### Activity
Run through the records and show each line that includes the string "timestamp".

### Data shown
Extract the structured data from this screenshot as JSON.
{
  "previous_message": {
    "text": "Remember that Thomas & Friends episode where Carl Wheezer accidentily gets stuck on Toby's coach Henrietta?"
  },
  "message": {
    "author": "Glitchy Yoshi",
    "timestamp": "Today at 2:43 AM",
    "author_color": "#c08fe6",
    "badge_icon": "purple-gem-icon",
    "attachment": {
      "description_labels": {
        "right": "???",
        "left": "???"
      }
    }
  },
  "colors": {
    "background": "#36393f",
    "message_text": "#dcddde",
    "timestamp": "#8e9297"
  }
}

### Task response
    "timestamp": "Today at 2:43 AM",
    "timestamp": "#8e9297"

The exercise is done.